Ensure OSHA acts to protect workers’ health and safety from emerging hazards associated with climate change, like extreme heat. Numerous studies indicate that extreme heat is the most significant and obvious climate-related hazard workers will encounter as temperatures rise. Without adequate safeguards in place, increased exposure to extreme heat may lead to a higher incidence of heat-related illnesses and fatalities among indoor and outdoor workers. This past July, more than 125 organizations, including CPR, petitioned OSHA to institute a protective standard to keep workers safe from extreme heat. OSHA has yet to respond. Significantly, OSHA could address the issue without acknowledging what the President refuses to: that climate change is real. There’s already plenty of extreme heat to warrant action. In 2019, OSHA should grant the petition and begin developing a strong standard. Rulemaking by OSHA can take upwards of a decade, so it is imperative the agency get working as soon as possible, as temperatures and humidity are already on the rise. In the likely event that OSHA doesn’t act in a timely manner, Congress should pass legislation mandating agency action.

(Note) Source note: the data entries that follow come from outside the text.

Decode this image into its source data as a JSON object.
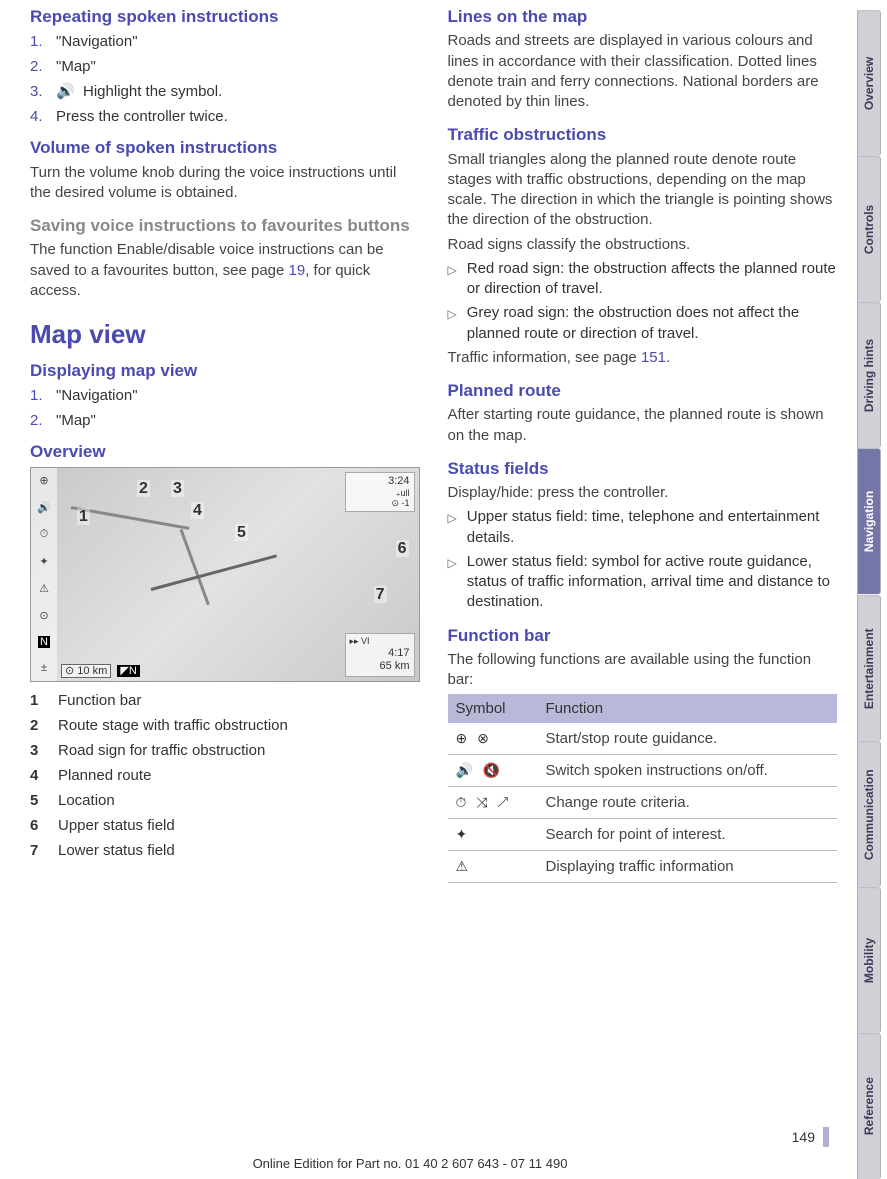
{
  "sidebar": {
    "tabs": [
      "Overview",
      "Controls",
      "Driving hints",
      "Navigation",
      "Entertainment",
      "Communication",
      "Mobility",
      "Reference"
    ],
    "active_index": 3
  },
  "left": {
    "h_repeat": "Repeating spoken instructions",
    "repeat_steps": [
      {
        "n": "1.",
        "t": "\"Navigation\""
      },
      {
        "n": "2.",
        "t": "\"Map\""
      },
      {
        "n": "3.",
        "t": "Highlight the symbol.",
        "has_icon": true
      },
      {
        "n": "4.",
        "t": "Press the controller twice."
      }
    ],
    "h_volume": "Volume of spoken instructions",
    "p_volume": "Turn the volume knob during the voice instructions until the desired volume is obtained.",
    "h_saving": "Saving voice instructions to favourites buttons",
    "p_saving_a": "The function Enable/disable voice instructions can be saved to a favourites button, see page ",
    "p_saving_link": "19",
    "p_saving_b": ", for quick access.",
    "h_mapview": "Map view",
    "h_display": "Displaying map view",
    "display_steps": [
      {
        "n": "1.",
        "t": "\"Navigation\""
      },
      {
        "n": "2.",
        "t": "\"Map\""
      }
    ],
    "h_overview": "Overview",
    "map": {
      "upper_time": "3:24",
      "upper_sig": "₊ull",
      "upper_sub": "⊙ -1",
      "lower_sym": "▸▸  VI",
      "lower_time": "4:17",
      "lower_dist": "65 km",
      "scale": "10 km",
      "scale_n": "N"
    },
    "legend": [
      {
        "n": "1",
        "t": "Function bar"
      },
      {
        "n": "2",
        "t": "Route stage with traffic obstruction"
      },
      {
        "n": "3",
        "t": "Road sign for traffic obstruction"
      },
      {
        "n": "4",
        "t": "Planned route"
      },
      {
        "n": "5",
        "t": "Location"
      },
      {
        "n": "6",
        "t": "Upper status field"
      },
      {
        "n": "7",
        "t": "Lower status field"
      }
    ]
  },
  "right": {
    "h_lines": "Lines on the map",
    "p_lines": "Roads and streets are displayed in various colours and lines in accordance with their classification. Dotted lines denote train and ferry connections. National borders are denoted by thin lines.",
    "h_traffic": "Traffic obstructions",
    "p_traffic1": "Small triangles along the planned route denote route stages with traffic obstructions, depending on the map scale. The direction in which the triangle is pointing shows the direction of the obstruction.",
    "p_traffic2": "Road signs classify the obstructions.",
    "traffic_items": [
      "Red road sign: the obstruction affects the planned route or direction of travel.",
      "Grey road sign: the obstruction does not affect the planned route or direction of travel."
    ],
    "p_traffic3a": "Traffic information, see page ",
    "p_traffic3_link": "151",
    "p_traffic3b": ".",
    "h_planned": "Planned route",
    "p_planned": "After starting route guidance, the planned route is shown on the map.",
    "h_status": "Status fields",
    "p_status1": "Display/hide: press the controller.",
    "status_items": [
      "Upper status field: time, telephone and entertainment details.",
      "Lower status field: symbol for active route guidance, status of traffic information, arrival time and distance to destination."
    ],
    "h_funcbar": "Function bar",
    "p_funcbar": "The following functions are available using the function bar:",
    "table": {
      "h1": "Symbol",
      "h2": "Function",
      "rows": [
        {
          "sym": "⊕  ⊗",
          "fn": "Start/stop route guidance."
        },
        {
          "sym": "🔊  🔇",
          "fn": "Switch spoken instructions on/off."
        },
        {
          "sym": "⏱  ⤨  ↗",
          "fn": "Change route criteria."
        },
        {
          "sym": "✦",
          "fn": "Search for point of interest."
        },
        {
          "sym": "⚠",
          "fn": "Displaying traffic information"
        }
      ]
    }
  },
  "footer": {
    "page": "149",
    "line": "Online Edition for Part no. 01 40 2 607 643 - 07 11 490"
  }
}
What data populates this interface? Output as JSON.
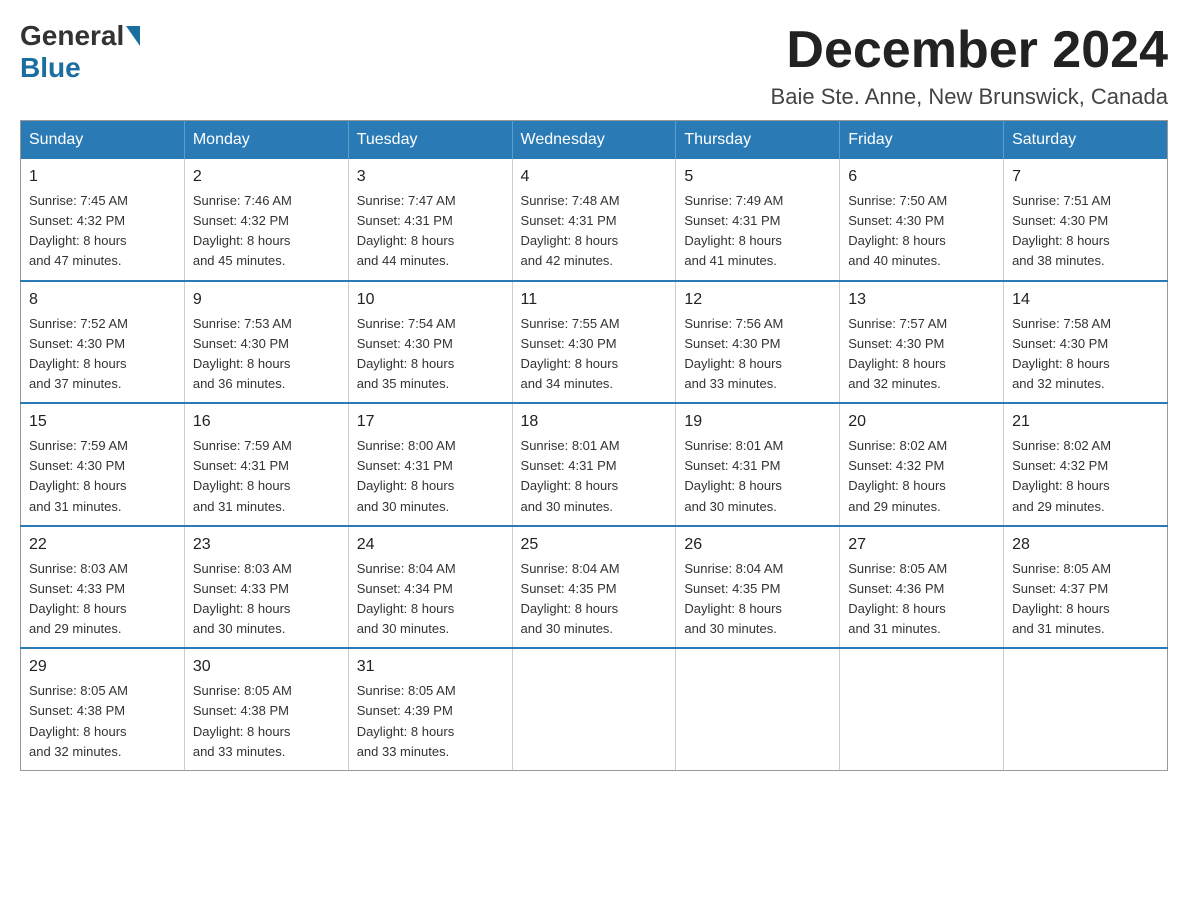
{
  "header": {
    "logo_general": "General",
    "logo_blue": "Blue",
    "month_title": "December 2024",
    "location": "Baie Ste. Anne, New Brunswick, Canada"
  },
  "weekdays": [
    "Sunday",
    "Monday",
    "Tuesday",
    "Wednesday",
    "Thursday",
    "Friday",
    "Saturday"
  ],
  "weeks": [
    [
      {
        "day": "1",
        "sunrise": "7:45 AM",
        "sunset": "4:32 PM",
        "daylight": "8 hours and 47 minutes."
      },
      {
        "day": "2",
        "sunrise": "7:46 AM",
        "sunset": "4:32 PM",
        "daylight": "8 hours and 45 minutes."
      },
      {
        "day": "3",
        "sunrise": "7:47 AM",
        "sunset": "4:31 PM",
        "daylight": "8 hours and 44 minutes."
      },
      {
        "day": "4",
        "sunrise": "7:48 AM",
        "sunset": "4:31 PM",
        "daylight": "8 hours and 42 minutes."
      },
      {
        "day": "5",
        "sunrise": "7:49 AM",
        "sunset": "4:31 PM",
        "daylight": "8 hours and 41 minutes."
      },
      {
        "day": "6",
        "sunrise": "7:50 AM",
        "sunset": "4:30 PM",
        "daylight": "8 hours and 40 minutes."
      },
      {
        "day": "7",
        "sunrise": "7:51 AM",
        "sunset": "4:30 PM",
        "daylight": "8 hours and 38 minutes."
      }
    ],
    [
      {
        "day": "8",
        "sunrise": "7:52 AM",
        "sunset": "4:30 PM",
        "daylight": "8 hours and 37 minutes."
      },
      {
        "day": "9",
        "sunrise": "7:53 AM",
        "sunset": "4:30 PM",
        "daylight": "8 hours and 36 minutes."
      },
      {
        "day": "10",
        "sunrise": "7:54 AM",
        "sunset": "4:30 PM",
        "daylight": "8 hours and 35 minutes."
      },
      {
        "day": "11",
        "sunrise": "7:55 AM",
        "sunset": "4:30 PM",
        "daylight": "8 hours and 34 minutes."
      },
      {
        "day": "12",
        "sunrise": "7:56 AM",
        "sunset": "4:30 PM",
        "daylight": "8 hours and 33 minutes."
      },
      {
        "day": "13",
        "sunrise": "7:57 AM",
        "sunset": "4:30 PM",
        "daylight": "8 hours and 32 minutes."
      },
      {
        "day": "14",
        "sunrise": "7:58 AM",
        "sunset": "4:30 PM",
        "daylight": "8 hours and 32 minutes."
      }
    ],
    [
      {
        "day": "15",
        "sunrise": "7:59 AM",
        "sunset": "4:30 PM",
        "daylight": "8 hours and 31 minutes."
      },
      {
        "day": "16",
        "sunrise": "7:59 AM",
        "sunset": "4:31 PM",
        "daylight": "8 hours and 31 minutes."
      },
      {
        "day": "17",
        "sunrise": "8:00 AM",
        "sunset": "4:31 PM",
        "daylight": "8 hours and 30 minutes."
      },
      {
        "day": "18",
        "sunrise": "8:01 AM",
        "sunset": "4:31 PM",
        "daylight": "8 hours and 30 minutes."
      },
      {
        "day": "19",
        "sunrise": "8:01 AM",
        "sunset": "4:31 PM",
        "daylight": "8 hours and 30 minutes."
      },
      {
        "day": "20",
        "sunrise": "8:02 AM",
        "sunset": "4:32 PM",
        "daylight": "8 hours and 29 minutes."
      },
      {
        "day": "21",
        "sunrise": "8:02 AM",
        "sunset": "4:32 PM",
        "daylight": "8 hours and 29 minutes."
      }
    ],
    [
      {
        "day": "22",
        "sunrise": "8:03 AM",
        "sunset": "4:33 PM",
        "daylight": "8 hours and 29 minutes."
      },
      {
        "day": "23",
        "sunrise": "8:03 AM",
        "sunset": "4:33 PM",
        "daylight": "8 hours and 30 minutes."
      },
      {
        "day": "24",
        "sunrise": "8:04 AM",
        "sunset": "4:34 PM",
        "daylight": "8 hours and 30 minutes."
      },
      {
        "day": "25",
        "sunrise": "8:04 AM",
        "sunset": "4:35 PM",
        "daylight": "8 hours and 30 minutes."
      },
      {
        "day": "26",
        "sunrise": "8:04 AM",
        "sunset": "4:35 PM",
        "daylight": "8 hours and 30 minutes."
      },
      {
        "day": "27",
        "sunrise": "8:05 AM",
        "sunset": "4:36 PM",
        "daylight": "8 hours and 31 minutes."
      },
      {
        "day": "28",
        "sunrise": "8:05 AM",
        "sunset": "4:37 PM",
        "daylight": "8 hours and 31 minutes."
      }
    ],
    [
      {
        "day": "29",
        "sunrise": "8:05 AM",
        "sunset": "4:38 PM",
        "daylight": "8 hours and 32 minutes."
      },
      {
        "day": "30",
        "sunrise": "8:05 AM",
        "sunset": "4:38 PM",
        "daylight": "8 hours and 33 minutes."
      },
      {
        "day": "31",
        "sunrise": "8:05 AM",
        "sunset": "4:39 PM",
        "daylight": "8 hours and 33 minutes."
      },
      null,
      null,
      null,
      null
    ]
  ],
  "labels": {
    "sunrise": "Sunrise:",
    "sunset": "Sunset:",
    "daylight": "Daylight:"
  }
}
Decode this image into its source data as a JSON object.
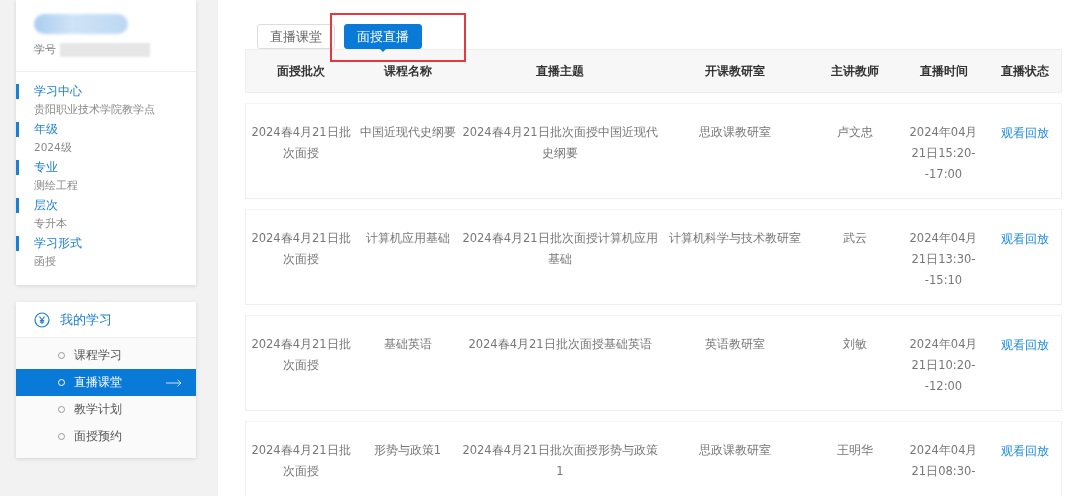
{
  "profile": {
    "id_label": "学号"
  },
  "info": [
    {
      "label": "学习中心",
      "value": "贵阳职业技术学院教学点"
    },
    {
      "label": "年级",
      "value": "2024级"
    },
    {
      "label": "专业",
      "value": "测绘工程"
    },
    {
      "label": "层次",
      "value": "专升本"
    },
    {
      "label": "学习形式",
      "value": "函授"
    }
  ],
  "menu": {
    "title": "我的学习",
    "items": [
      {
        "label": "课程学习",
        "selected": false
      },
      {
        "label": "直播课堂",
        "selected": true
      },
      {
        "label": "教学计划",
        "selected": false
      },
      {
        "label": "面授预约",
        "selected": false
      }
    ]
  },
  "tabs": [
    {
      "label": "直播课堂",
      "selected": false,
      "highlighted": false
    },
    {
      "label": "面授直播",
      "selected": true,
      "highlighted": true
    }
  ],
  "table": {
    "columns": [
      "面授批次",
      "课程名称",
      "直播主题",
      "开课教研室",
      "主讲教师",
      "直播时间",
      "直播状态"
    ],
    "rows": [
      {
        "cells": [
          "2024春4月21日批次面授",
          "中国近现代史纲要",
          "2024春4月21日批次面授中国近现代史纲要",
          "思政课教研室",
          "卢文忠",
          "2024年04月21日15:20--17:00"
        ],
        "action": "观看回放"
      },
      {
        "cells": [
          "2024春4月21日批次面授",
          "计算机应用基础",
          "2024春4月21日批次面授计算机应用基础",
          "计算机科学与技术教研室",
          "武云",
          "2024年04月21日13:30--15:10"
        ],
        "action": "观看回放"
      },
      {
        "cells": [
          "2024春4月21日批次面授",
          "基础英语",
          "2024春4月21日批次面授基础英语",
          "英语教研室",
          "刘敏",
          "2024年04月21日10:20--12:00"
        ],
        "action": "观看回放"
      },
      {
        "cells": [
          "2024春4月21日批次面授",
          "形势与政策1",
          "2024春4月21日批次面授形势与政策1",
          "思政课教研室",
          "王明华",
          "2024年04月21日08:30-"
        ],
        "action": "观看回放"
      }
    ]
  }
}
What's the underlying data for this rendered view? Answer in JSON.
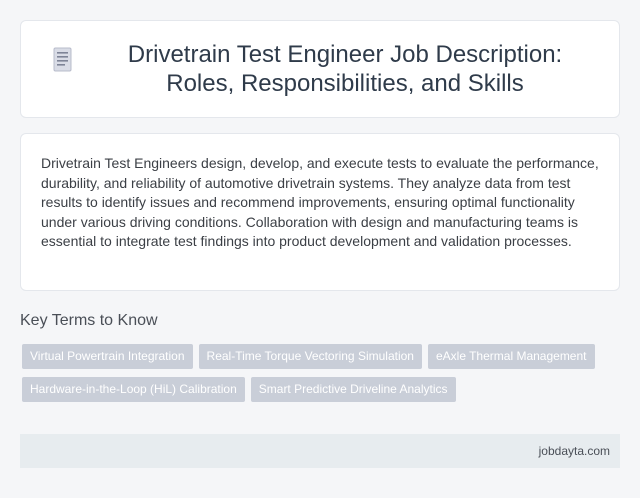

Congress should also hold hearings to assess other climate hazards workers will encounter and evaluate potential solutions.